Saved data entries
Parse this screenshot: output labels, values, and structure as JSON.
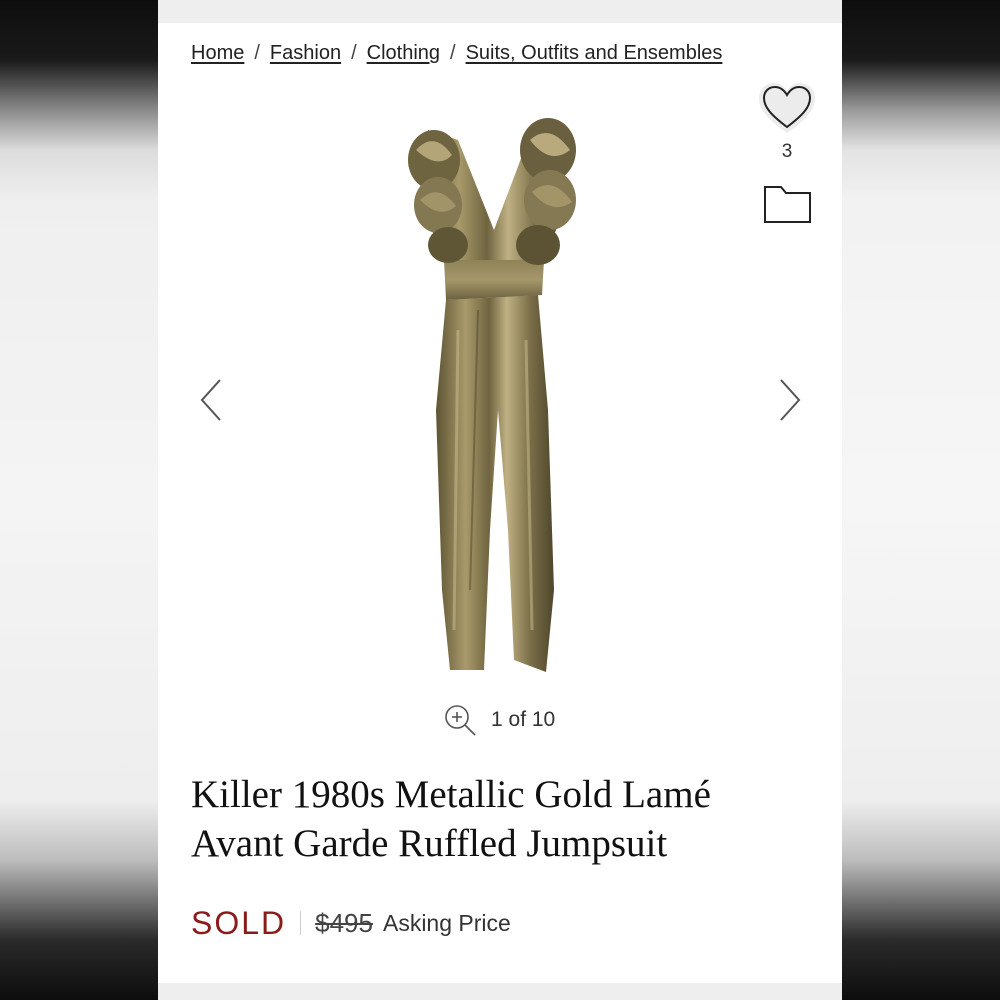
{
  "breadcrumb": {
    "items": [
      "Home",
      "Fashion",
      "Clothing",
      "Suits, Outfits and Ensembles"
    ],
    "separator": "/"
  },
  "actions": {
    "favorite_count": "3",
    "favorite_icon": "heart-icon",
    "save_icon": "folder-icon"
  },
  "gallery": {
    "prev_icon": "chevron-left-icon",
    "next_icon": "chevron-right-icon",
    "zoom_icon": "zoom-in-icon",
    "counter": "1 of 10"
  },
  "product": {
    "title_line1": "Killer 1980s Metallic Gold Lamé",
    "title_line2": "Avant Garde Ruffled Jumpsuit",
    "status": "SOLD",
    "price": "$495",
    "price_label": "Asking Price"
  },
  "colors": {
    "sold": "#8b1a1a",
    "text": "#111111",
    "gold_fabric": "#8a7c4e"
  }
}
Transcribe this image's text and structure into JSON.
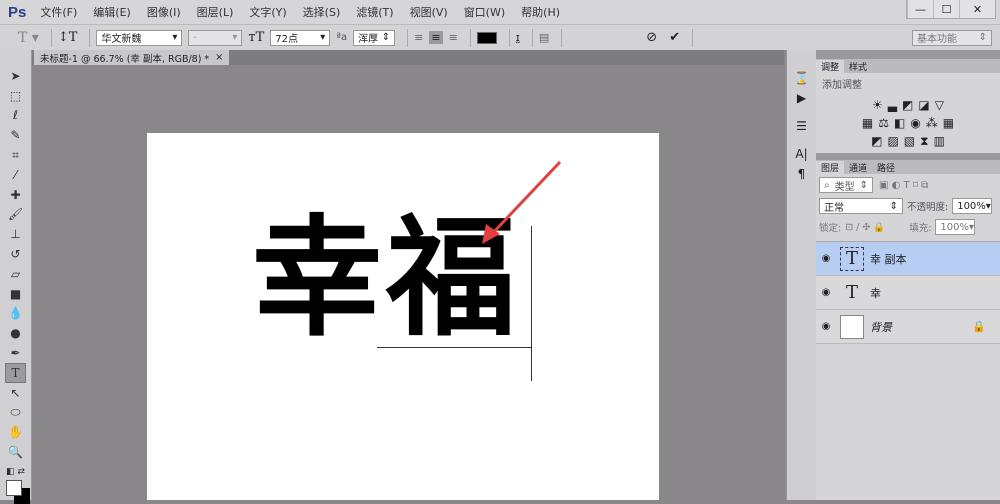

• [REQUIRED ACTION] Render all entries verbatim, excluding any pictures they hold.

• [SOLUTION FOR THIS PROBLEM]
Parse this screenshot: output labels, values, and structure as JSON.
{
  "breadcrumb": {
    "items": [
      "Home",
      "Fashion",
      "Clothing",
      "Suits, Outfits and Ensembles"
    ],
    "separator": "/"
  },
  "actions": {
    "favorite_count": "3",
    "favorite_icon": "heart-icon",
    "save_icon": "folder-icon"
  },
  "gallery": {
    "prev_icon": "chevron-left-icon",
    "next_icon": "chevron-right-icon",
    "zoom_icon": "zoom-in-icon",
    "counter": "1 of 10"
  },
  "product": {
    "title_line1": "Killer 1980s Metallic Gold Lamé",
    "title_line2": "Avant Garde Ruffled Jumpsuit",
    "status": "SOLD",
    "price": "$495",
    "price_label": "Asking Price"
  },
  "colors": {
    "sold": "#8b1a1a",
    "text": "#111111",
    "gold_fabric": "#8a7c4e"
  }
}
Transcribe this image's text and structure into JSON.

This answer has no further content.